## Exercise prompt
A line qualifies if it holds the string "device". Copy every qualifying line from the records.

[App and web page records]
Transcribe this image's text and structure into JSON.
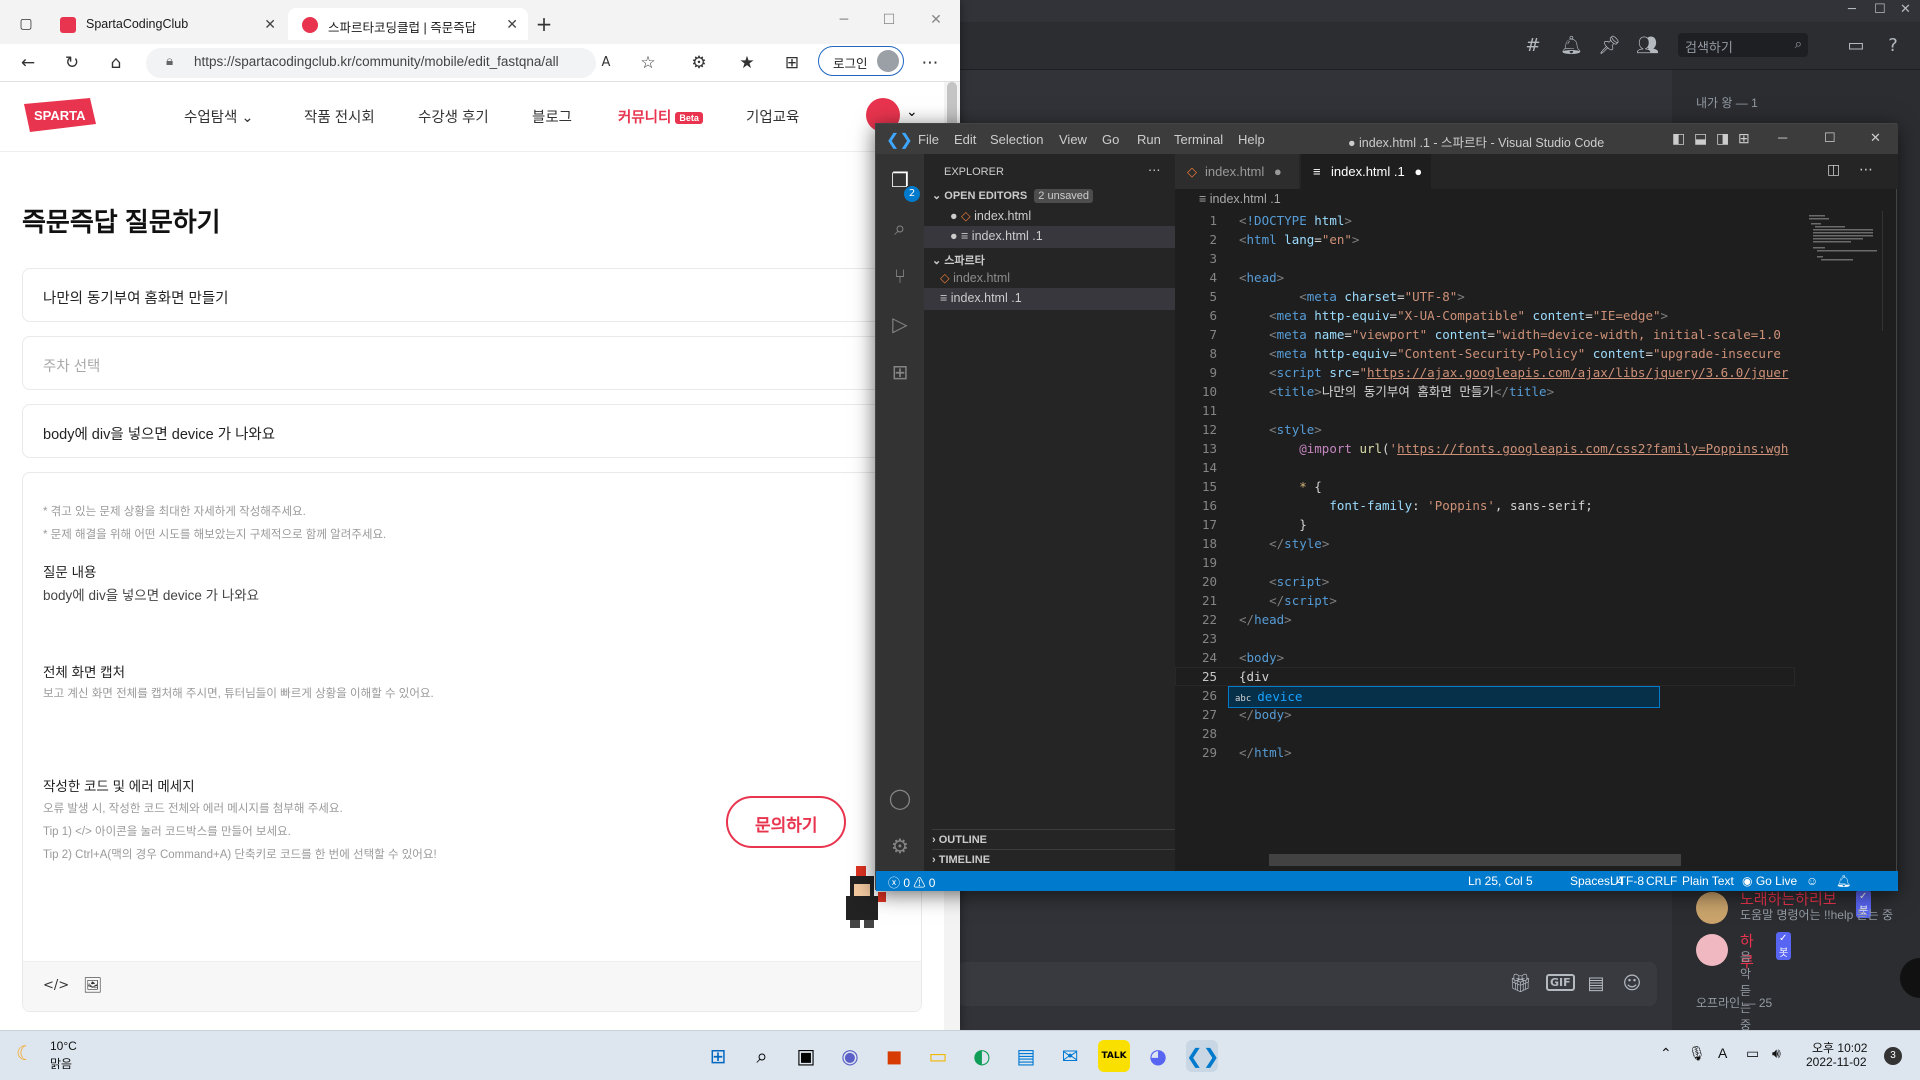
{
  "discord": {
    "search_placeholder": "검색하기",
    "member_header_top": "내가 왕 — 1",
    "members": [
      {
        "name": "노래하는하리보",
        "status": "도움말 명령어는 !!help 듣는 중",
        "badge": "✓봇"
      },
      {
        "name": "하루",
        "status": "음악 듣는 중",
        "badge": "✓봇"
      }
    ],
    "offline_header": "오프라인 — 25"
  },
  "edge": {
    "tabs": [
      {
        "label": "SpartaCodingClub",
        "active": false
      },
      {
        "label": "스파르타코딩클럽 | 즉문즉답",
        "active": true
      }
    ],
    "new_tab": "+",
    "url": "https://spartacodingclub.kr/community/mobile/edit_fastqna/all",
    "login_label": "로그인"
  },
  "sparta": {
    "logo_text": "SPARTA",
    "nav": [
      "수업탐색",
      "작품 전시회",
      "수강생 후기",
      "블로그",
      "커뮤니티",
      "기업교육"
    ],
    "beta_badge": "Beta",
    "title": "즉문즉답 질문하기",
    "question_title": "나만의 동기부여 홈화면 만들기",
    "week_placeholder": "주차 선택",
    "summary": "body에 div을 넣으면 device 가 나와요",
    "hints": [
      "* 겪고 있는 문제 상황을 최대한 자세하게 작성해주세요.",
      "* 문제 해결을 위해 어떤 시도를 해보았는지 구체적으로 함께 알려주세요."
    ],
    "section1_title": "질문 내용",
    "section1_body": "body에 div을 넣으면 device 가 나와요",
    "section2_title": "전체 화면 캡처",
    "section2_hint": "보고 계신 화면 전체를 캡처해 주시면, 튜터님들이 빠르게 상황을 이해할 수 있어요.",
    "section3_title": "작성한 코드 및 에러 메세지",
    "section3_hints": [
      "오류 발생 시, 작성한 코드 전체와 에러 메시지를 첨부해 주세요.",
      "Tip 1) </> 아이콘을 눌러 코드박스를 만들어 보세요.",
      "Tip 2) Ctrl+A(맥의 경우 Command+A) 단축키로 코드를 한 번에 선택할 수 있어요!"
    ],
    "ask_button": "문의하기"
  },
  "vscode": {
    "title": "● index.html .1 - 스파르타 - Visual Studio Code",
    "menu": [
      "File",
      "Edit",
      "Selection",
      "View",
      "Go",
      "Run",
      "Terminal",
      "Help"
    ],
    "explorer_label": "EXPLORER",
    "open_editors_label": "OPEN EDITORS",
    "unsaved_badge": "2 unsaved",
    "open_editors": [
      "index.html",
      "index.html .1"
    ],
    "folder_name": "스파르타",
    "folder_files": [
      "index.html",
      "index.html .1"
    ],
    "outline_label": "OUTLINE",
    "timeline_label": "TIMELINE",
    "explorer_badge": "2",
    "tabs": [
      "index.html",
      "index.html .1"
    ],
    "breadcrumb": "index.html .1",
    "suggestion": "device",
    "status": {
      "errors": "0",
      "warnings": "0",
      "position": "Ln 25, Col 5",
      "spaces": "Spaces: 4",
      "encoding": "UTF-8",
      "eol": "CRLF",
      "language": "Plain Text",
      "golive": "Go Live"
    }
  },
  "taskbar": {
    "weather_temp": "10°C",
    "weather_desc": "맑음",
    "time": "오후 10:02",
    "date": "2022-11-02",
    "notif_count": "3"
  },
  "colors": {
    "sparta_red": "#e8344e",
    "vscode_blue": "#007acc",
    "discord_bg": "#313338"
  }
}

## Response below
    "summary": "body에 div을 넣으면 device 가 나와요",
    "section1_body": "body에 div을 넣으면 device 가 나와요",
    "suggestion": "device",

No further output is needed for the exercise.